|In the Rear View Mirror:Last week got off to a decent start for global stock markets; internationals held their own in mid-week and improved a bit at the end… US markets were mixed with the Dow showing a 1.32% gain and NASDAQ losing 2.73%. Friday saw the end of the quarter and a turning of the page on the month of September. Traders were pleased with some of the volume swings despite the fact that things have been tough over the last 60 to 90 days… and there seems to be no indication of a lull in the near future.
The European crisis was big news all week. Greece’s new property tax proposal was accepted, and EU-IMF-ECB inspectors were back. There will be an emergency meeting after the inspectors complete their review. The concern was that Greece will run out of money in the middle of October and default on its loans.On Thursday, the German Parliament voted to increase the European Financial Stability Facility (EFSF). The stories coming out of Europe were typically varied. Nobody was quite sure if there would be a leveraged EFSF, whether there would be mandatory bank recapitalization, or if the EFST would be developed using an alternative method.So what, you ask…for one, the European drama is playing havoc with the US markets; the bearish attitude is continuing to spread and the “herd’ seems intent on throwing in the towel. Don’t be surprised if you see a market reversal in the very near future, but don’t bet the ranch on it either.
|Market ReportMarket sentiment gained strength after financial leaders from the G20 nations promised a strong response to the problems challenging the global economy. However, on Friday the dollar fell against the euro and by closing, the pair had joined at 1.3496, dropping 1.42% during the course of the week. Risk appetite also recovered after the promise made by G20 leaders during talks in Washington.
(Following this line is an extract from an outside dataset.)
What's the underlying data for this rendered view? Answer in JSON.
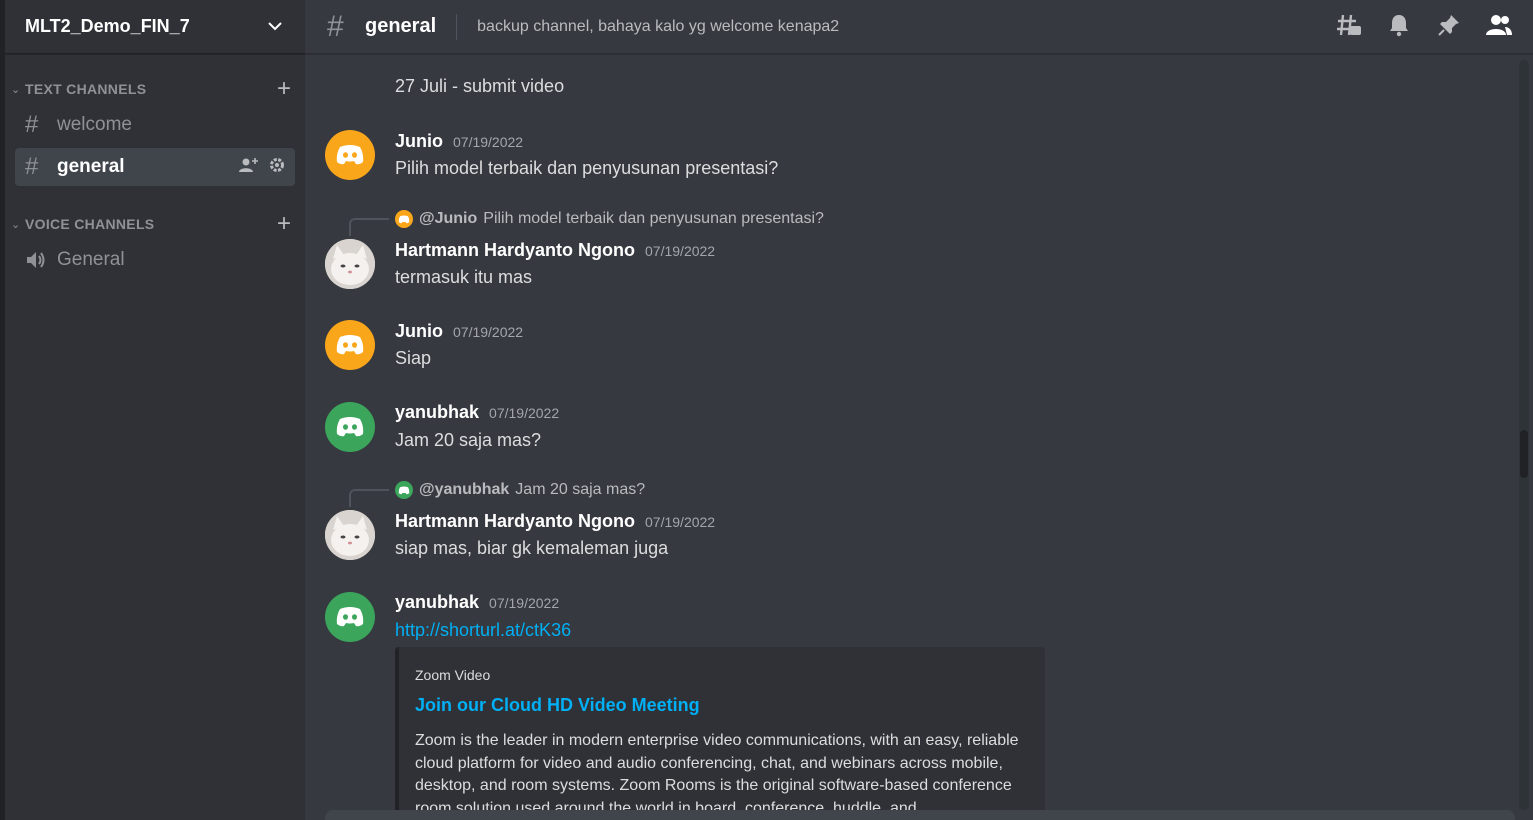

The euro fell abruptly at the beginning of the week due to doubts over the debt crisis and concerns over slowing global growth.
The Federal Reserve made a statement on Wednesday claiming that there were ‘significant downside risks’ facing the United States. The central bank revealed a strategy called ‘Operation Twist.’ The aim of this so called operation is to trade short-term bonds for long-term bonds in order to improve the economy by driving long-term interest rates down. We’ll just have to wait and see what the brain trust does.
Progress is continuing for the Eurozone. Merkel succeeded in gathering her coalition and passing new legislation to expand the EFSF’s resources from 250 to 440 billion euros. It seems that Eurozone officials were united in passing the appropriate improvements to remove concerns about decreasing political will.
The job market is doing a lot better than predicted. A look at unadjusted claims reveals that there’s nothing to imply an increase in firings or deteriorations. In fact, the job market is a little stronger than expected.
Business investment rose for the month of September, which shows that private spending is actually up. Although there were drops in the auto and defense industries, they aren’t sound gauges of future trends. What’s more, the Chicago PMI index gained strength during the month of September, which indicates the manufacturing sector is tougher than many people think and able to withstand a few blows.
Research and Editorial Staff